> **What you should do**: Return, from the material below, each line in which the word "title" is present.

> **Extracted material**:
/---

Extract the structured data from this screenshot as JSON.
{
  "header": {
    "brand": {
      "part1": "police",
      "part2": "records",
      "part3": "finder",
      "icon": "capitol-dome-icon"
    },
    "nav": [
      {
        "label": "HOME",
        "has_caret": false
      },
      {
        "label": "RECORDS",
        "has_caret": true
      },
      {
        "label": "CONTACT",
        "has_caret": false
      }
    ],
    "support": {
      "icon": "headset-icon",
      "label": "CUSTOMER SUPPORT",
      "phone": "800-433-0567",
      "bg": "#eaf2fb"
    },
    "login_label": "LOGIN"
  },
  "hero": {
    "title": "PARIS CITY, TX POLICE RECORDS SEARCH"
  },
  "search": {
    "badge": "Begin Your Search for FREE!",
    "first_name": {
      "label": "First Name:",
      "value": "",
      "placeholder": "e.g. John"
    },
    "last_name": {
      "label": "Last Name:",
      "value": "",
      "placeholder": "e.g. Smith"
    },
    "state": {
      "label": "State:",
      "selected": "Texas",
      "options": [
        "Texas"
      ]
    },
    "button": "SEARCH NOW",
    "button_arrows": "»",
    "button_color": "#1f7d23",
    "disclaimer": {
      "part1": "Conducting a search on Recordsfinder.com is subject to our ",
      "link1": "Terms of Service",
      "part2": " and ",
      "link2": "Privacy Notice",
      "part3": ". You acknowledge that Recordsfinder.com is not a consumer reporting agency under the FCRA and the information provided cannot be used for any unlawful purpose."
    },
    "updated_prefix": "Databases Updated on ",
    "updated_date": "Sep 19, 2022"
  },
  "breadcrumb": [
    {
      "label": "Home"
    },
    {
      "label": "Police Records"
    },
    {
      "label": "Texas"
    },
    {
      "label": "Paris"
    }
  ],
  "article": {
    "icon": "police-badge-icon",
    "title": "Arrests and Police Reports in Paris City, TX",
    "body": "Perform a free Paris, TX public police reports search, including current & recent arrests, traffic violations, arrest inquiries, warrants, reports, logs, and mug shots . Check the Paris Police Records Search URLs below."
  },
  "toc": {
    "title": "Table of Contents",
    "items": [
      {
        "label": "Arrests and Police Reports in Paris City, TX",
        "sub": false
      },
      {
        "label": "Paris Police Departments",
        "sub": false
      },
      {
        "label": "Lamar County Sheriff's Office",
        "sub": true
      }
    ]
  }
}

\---

> **Written answer**:
    "title": "PARIS CITY, TX POLICE RECORDS SEARCH"
    "title": "Arrests and Police Reports in Paris City, TX",
    "title": "Table of Contents",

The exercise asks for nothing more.